October 4, 2016
Contact: Mike Theune
Contact: Rebecca Paterson
SEQUOIA NATIONAL PARK, Calif. October 4, 2016 – The parks are scheduling their first prescribed burn of fall 2016, north of Dorst Campground, near the northern border of Sequoia National Park. This represents a change of plans for the parks, due to cooling trends and increased relative humidity bringing the area into appropriate parameters for prescribed burning, as shown by recent fuel moisture samples taken at the site.
The 187-acre burn unit has no recorded fire history, and thus is not aligned with the natural fire cycle. The purpose of the prescribed burn is to reduce fuel loads, promote forest and watershed health, drought resilience, and natural resistance to the spread of dangerous wildfires. The parks anticipate approximately three days of ignitions.
The burn unit is located adjacent to Dorst Campground, which is currently closed for the remainder of the year, and south and west of the Generals Highway. Smoke is likely to be present on the Generals Highway, and may cause delays or short-term closures if visibility becomes impaired. Visitors should expect to see firefighters, smoke, and fire activity in this area and are asked to drive carefully. Hiking trails in the area will be closed for the duration of the burn. Depending on dispersion, the town of Three Rivers may experience smoke impacts at night during ignitions.
The parks will issue an additional news release when ignitions dates are confirmed.
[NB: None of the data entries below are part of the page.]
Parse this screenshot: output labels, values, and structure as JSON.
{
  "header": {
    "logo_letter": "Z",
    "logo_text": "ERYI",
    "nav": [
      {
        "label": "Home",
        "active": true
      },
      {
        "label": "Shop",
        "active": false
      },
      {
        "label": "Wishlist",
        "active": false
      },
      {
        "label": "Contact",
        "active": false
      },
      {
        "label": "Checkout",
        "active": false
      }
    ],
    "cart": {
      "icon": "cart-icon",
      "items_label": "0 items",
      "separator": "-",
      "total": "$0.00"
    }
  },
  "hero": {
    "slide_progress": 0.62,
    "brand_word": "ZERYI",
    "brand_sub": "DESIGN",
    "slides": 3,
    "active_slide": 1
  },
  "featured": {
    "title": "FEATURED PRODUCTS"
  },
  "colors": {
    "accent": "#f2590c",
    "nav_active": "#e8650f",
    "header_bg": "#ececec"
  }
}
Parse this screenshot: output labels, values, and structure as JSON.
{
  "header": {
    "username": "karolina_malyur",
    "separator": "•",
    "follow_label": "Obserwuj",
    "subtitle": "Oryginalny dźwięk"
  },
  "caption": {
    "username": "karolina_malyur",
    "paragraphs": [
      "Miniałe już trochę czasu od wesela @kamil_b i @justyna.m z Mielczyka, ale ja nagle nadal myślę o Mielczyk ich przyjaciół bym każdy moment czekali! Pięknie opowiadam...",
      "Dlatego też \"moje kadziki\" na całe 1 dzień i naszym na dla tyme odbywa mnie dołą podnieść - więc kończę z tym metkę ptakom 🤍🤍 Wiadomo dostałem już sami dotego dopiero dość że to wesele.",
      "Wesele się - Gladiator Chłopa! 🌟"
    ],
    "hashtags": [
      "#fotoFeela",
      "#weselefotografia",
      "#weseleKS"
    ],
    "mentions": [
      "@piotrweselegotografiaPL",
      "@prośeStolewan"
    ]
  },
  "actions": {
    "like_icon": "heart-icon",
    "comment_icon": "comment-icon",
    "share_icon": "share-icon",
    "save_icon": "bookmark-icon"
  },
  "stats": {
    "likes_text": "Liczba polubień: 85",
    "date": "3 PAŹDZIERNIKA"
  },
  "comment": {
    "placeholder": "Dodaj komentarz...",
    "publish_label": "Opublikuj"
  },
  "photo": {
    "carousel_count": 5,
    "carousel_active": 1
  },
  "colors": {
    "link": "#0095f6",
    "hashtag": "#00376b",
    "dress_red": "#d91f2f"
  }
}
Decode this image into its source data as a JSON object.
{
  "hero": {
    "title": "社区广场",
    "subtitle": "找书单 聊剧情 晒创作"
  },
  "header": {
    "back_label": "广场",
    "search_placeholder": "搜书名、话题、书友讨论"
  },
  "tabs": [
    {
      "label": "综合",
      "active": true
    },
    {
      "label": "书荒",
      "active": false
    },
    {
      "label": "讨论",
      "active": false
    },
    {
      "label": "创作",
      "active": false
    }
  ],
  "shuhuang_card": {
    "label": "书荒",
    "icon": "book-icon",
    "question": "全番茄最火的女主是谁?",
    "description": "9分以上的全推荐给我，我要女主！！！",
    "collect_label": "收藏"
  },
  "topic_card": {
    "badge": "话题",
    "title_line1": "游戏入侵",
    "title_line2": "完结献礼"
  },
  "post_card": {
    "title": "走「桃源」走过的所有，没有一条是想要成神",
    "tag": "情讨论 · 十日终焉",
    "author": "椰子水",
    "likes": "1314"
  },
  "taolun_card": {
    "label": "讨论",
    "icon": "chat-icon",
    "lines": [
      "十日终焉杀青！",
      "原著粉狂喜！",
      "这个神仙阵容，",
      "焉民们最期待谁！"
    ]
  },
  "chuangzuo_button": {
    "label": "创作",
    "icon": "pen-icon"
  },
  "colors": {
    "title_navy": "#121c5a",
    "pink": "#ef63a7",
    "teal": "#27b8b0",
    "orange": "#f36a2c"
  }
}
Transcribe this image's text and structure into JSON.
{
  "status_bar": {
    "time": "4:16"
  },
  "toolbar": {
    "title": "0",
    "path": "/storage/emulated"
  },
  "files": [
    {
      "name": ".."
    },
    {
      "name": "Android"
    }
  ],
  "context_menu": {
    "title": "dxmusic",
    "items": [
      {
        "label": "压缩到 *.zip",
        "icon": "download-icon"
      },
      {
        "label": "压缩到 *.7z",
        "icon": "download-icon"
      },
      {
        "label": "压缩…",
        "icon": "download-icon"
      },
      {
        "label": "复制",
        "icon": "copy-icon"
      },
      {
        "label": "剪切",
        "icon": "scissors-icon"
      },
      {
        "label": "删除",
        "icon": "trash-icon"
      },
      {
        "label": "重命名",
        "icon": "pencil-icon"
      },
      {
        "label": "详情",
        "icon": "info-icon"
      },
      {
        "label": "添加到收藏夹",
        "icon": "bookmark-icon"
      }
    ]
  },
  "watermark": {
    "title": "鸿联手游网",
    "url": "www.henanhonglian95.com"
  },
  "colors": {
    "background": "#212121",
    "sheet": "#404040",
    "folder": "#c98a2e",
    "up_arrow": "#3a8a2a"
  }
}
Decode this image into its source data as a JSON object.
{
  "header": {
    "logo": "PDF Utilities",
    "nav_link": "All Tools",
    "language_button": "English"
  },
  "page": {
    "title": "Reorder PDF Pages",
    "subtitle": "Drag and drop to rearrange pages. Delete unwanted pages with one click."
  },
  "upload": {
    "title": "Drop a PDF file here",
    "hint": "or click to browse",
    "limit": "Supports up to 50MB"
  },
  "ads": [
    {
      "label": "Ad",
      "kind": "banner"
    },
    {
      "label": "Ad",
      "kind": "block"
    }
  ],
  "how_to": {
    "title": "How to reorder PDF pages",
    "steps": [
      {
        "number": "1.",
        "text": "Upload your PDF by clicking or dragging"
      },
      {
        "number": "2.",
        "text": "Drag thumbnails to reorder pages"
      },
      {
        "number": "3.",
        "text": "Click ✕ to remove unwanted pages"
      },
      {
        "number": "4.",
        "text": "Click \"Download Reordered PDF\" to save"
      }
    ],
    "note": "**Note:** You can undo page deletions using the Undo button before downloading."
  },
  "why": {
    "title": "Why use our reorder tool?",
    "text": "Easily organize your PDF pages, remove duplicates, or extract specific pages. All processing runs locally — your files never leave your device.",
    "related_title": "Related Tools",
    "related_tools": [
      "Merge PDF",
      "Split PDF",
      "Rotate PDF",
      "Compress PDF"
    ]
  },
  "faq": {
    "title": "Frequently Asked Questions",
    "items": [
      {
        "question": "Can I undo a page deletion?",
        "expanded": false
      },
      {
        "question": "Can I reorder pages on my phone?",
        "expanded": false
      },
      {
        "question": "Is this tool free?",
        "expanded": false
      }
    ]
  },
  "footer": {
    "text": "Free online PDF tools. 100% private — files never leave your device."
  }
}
This prescribed burn does not prevent the parks from doing any of the other previously announced prescribed burns.
For information on this prescribed burn and other fires within the parks’ boundaries, visit https://inciweb.nwcg.gov/unit/797/.
About Sequoia and Kings Canyon National Parks’ Fire Management Program
For over forty years, our mission has been to use the full range of options and strategies available to manage fire in the parks. This includes protecting park resources, employees, and the public from unwanted fire; building and maintaining fire resilient ecosystems; reducing the threat to local communities from wildfires emanating from the parks or adjacent lands; and recruiting, training, and retaining a professional fire management workforce.